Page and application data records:

--- START ---

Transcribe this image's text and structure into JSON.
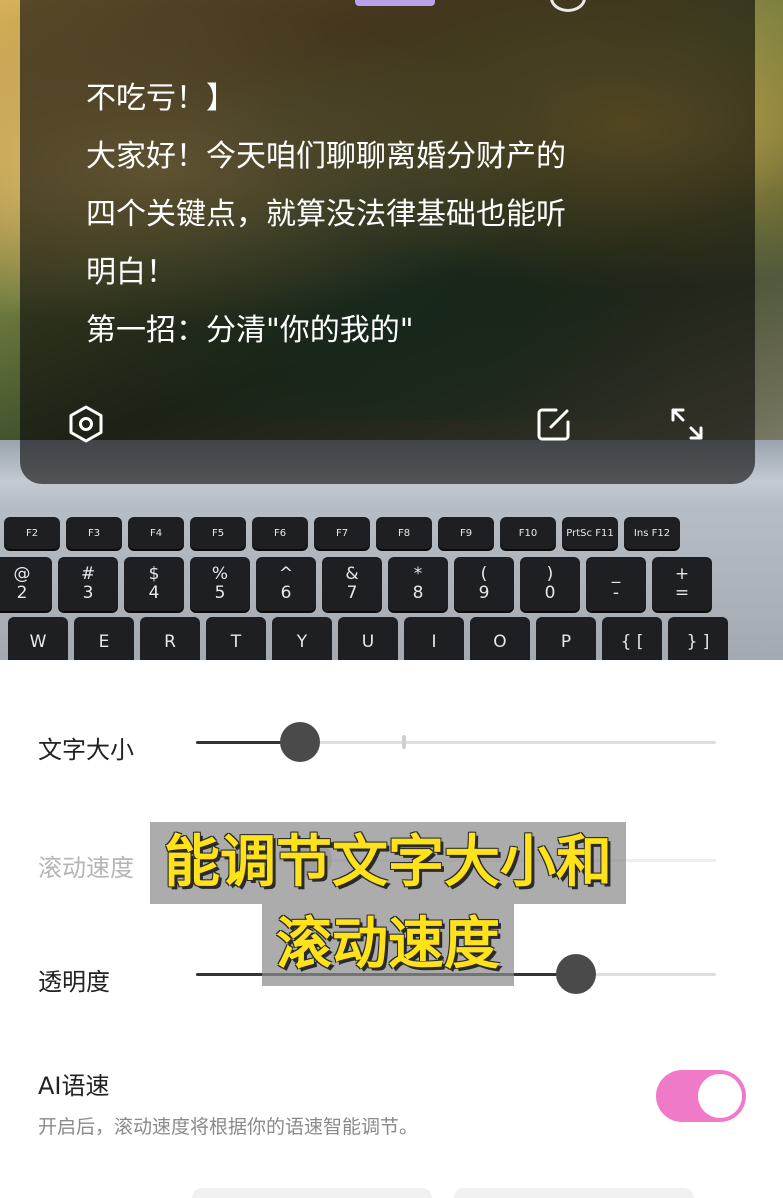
{
  "prompter": {
    "lines": [
      "不吃亏！】",
      "大家好！今天咱们聊聊离婚分财产的",
      "四个关键点，就算没法律基础也能听",
      "明白！",
      "第一招：分清\"你的我的\""
    ]
  },
  "keyboard": {
    "fn_row": [
      "F2",
      "F3",
      "F4",
      "F5",
      "F6",
      "F7",
      "F8",
      "F9",
      "F10",
      "PrtSc F11",
      "Ins F12"
    ],
    "num_row": [
      [
        "@",
        "2"
      ],
      [
        "#",
        "3"
      ],
      [
        "$",
        "4"
      ],
      [
        "%",
        "5"
      ],
      [
        "^",
        "6"
      ],
      [
        "&",
        "7"
      ],
      [
        "*",
        "8"
      ],
      [
        "(",
        "9"
      ],
      [
        ")",
        "0"
      ],
      [
        "_",
        "-"
      ],
      [
        "+",
        "="
      ]
    ],
    "q_row": [
      "W",
      "E",
      "R",
      "T",
      "Y",
      "U",
      "I",
      "O",
      "P",
      "{ [",
      "} ]"
    ]
  },
  "settings": {
    "font_size": {
      "label": "文字大小",
      "value": 0.2
    },
    "scroll_speed": {
      "label": "滚动速度"
    },
    "opacity": {
      "label": "透明度",
      "value": 0.73
    },
    "ai_speed": {
      "label": "AI语速",
      "enabled": true,
      "hint": "开启后，滚动速度将根据你的语速智能调节。"
    }
  },
  "caption": {
    "line1": "能调节文字大小和",
    "line2": "滚动速度"
  },
  "colors": {
    "accent": "#f07ac8",
    "caption_text": "#ffe21a"
  }
}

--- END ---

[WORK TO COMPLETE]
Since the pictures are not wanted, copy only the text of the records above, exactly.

[ANSWER TO THIS TASK]
Transcribe this image's text and structure into JSON.
{
  "prompter": {
    "lines": [
      "不吃亏！】",
      "大家好！今天咱们聊聊离婚分财产的",
      "四个关键点，就算没法律基础也能听",
      "明白！",
      "第一招：分清\"你的我的\""
    ]
  },
  "keyboard": {
    "fn_row": [
      "F2",
      "F3",
      "F4",
      "F5",
      "F6",
      "F7",
      "F8",
      "F9",
      "F10",
      "PrtSc F11",
      "Ins F12"
    ],
    "num_row": [
      [
        "@",
        "2"
      ],
      [
        "#",
        "3"
      ],
      [
        "$",
        "4"
      ],
      [
        "%",
        "5"
      ],
      [
        "^",
        "6"
      ],
      [
        "&",
        "7"
      ],
      [
        "*",
        "8"
      ],
      [
        "(",
        "9"
      ],
      [
        ")",
        "0"
      ],
      [
        "_",
        "-"
      ],
      [
        "+",
        "="
      ]
    ],
    "q_row": [
      "W",
      "E",
      "R",
      "T",
      "Y",
      "U",
      "I",
      "O",
      "P",
      "{ [",
      "} ]"
    ]
  },
  "settings": {
    "font_size": {
      "label": "文字大小",
      "value": 0.2
    },
    "scroll_speed": {
      "label": "滚动速度"
    },
    "opacity": {
      "label": "透明度",
      "value": 0.73
    },
    "ai_speed": {
      "label": "AI语速",
      "enabled": true,
      "hint": "开启后，滚动速度将根据你的语速智能调节。"
    }
  },
  "caption": {
    "line1": "能调节文字大小和",
    "line2": "滚动速度"
  },
  "colors": {
    "accent": "#f07ac8",
    "caption_text": "#ffe21a"
  }
}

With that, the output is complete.